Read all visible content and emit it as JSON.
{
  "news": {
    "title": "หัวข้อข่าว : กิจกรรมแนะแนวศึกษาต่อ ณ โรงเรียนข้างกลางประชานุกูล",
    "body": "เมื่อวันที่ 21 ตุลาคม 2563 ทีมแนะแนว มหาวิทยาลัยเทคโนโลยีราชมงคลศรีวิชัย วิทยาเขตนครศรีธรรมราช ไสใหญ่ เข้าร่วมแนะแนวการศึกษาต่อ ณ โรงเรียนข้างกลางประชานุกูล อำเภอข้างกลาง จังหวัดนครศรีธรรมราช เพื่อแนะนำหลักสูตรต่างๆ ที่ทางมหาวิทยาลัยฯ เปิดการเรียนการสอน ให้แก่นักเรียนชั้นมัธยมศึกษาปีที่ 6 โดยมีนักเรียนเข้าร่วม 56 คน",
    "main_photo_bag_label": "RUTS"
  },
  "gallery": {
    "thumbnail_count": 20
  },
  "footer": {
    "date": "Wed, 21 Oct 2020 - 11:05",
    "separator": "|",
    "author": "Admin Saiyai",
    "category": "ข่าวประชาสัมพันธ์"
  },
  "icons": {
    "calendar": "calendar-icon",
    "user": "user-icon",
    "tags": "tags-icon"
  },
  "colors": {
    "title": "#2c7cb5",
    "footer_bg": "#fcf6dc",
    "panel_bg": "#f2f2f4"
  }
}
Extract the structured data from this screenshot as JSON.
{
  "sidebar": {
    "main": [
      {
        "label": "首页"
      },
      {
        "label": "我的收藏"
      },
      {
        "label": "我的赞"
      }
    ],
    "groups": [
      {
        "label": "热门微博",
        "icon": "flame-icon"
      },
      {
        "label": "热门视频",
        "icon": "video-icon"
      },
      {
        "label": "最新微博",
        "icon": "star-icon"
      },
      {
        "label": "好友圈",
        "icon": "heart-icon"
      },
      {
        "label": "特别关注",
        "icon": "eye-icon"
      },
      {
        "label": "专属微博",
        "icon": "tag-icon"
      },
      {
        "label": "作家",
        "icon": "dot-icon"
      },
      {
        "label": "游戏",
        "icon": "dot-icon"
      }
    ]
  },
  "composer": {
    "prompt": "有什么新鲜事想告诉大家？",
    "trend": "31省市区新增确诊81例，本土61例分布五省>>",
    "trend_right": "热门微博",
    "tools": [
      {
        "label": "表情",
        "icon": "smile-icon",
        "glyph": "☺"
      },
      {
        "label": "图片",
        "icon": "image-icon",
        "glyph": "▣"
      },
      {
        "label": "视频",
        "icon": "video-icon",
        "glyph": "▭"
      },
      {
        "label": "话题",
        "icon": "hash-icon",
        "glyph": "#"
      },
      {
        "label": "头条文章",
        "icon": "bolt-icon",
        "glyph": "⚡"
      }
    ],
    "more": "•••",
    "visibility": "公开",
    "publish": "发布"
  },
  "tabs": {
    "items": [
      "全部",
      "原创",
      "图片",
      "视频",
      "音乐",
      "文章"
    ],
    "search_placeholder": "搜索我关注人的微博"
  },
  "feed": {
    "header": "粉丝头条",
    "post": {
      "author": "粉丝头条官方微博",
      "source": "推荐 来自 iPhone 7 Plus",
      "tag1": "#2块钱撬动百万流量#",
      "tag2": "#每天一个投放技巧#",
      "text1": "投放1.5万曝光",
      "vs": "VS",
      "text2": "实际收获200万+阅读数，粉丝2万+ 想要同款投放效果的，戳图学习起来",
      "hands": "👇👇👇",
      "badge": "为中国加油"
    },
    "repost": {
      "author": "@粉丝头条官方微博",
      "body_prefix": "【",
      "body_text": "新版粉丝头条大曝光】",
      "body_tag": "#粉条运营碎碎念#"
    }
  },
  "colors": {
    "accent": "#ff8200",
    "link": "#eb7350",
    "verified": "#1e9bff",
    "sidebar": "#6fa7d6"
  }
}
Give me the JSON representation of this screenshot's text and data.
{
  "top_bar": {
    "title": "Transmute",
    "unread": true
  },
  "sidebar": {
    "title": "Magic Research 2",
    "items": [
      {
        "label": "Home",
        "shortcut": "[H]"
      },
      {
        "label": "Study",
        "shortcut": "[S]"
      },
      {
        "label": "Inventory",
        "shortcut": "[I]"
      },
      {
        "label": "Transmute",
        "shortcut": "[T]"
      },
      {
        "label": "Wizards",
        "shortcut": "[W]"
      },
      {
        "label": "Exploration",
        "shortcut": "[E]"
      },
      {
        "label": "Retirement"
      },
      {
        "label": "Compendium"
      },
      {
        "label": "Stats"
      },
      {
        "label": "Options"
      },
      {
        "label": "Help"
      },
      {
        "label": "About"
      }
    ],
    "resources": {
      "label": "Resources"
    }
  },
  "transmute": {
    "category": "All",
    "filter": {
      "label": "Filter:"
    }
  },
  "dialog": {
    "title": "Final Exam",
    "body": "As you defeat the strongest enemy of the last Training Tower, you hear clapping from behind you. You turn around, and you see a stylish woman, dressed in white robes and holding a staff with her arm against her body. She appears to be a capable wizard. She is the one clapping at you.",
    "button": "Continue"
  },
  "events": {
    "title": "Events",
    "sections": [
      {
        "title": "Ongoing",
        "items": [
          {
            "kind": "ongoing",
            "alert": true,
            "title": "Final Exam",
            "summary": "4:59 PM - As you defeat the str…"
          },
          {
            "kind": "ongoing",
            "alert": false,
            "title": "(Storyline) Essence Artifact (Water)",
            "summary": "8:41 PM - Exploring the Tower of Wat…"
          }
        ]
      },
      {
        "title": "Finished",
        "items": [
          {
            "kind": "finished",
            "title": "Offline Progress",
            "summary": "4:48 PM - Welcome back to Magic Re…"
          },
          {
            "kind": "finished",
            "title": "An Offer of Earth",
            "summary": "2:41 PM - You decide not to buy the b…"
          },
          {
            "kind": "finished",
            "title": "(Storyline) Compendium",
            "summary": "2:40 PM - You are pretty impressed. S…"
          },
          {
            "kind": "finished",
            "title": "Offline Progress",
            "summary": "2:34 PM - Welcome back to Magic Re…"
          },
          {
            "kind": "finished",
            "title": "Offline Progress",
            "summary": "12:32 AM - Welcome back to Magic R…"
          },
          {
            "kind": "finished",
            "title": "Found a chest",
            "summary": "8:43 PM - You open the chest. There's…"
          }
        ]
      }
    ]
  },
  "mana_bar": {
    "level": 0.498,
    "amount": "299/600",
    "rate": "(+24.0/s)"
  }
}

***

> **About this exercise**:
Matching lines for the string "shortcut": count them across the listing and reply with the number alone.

> **Result below**:
6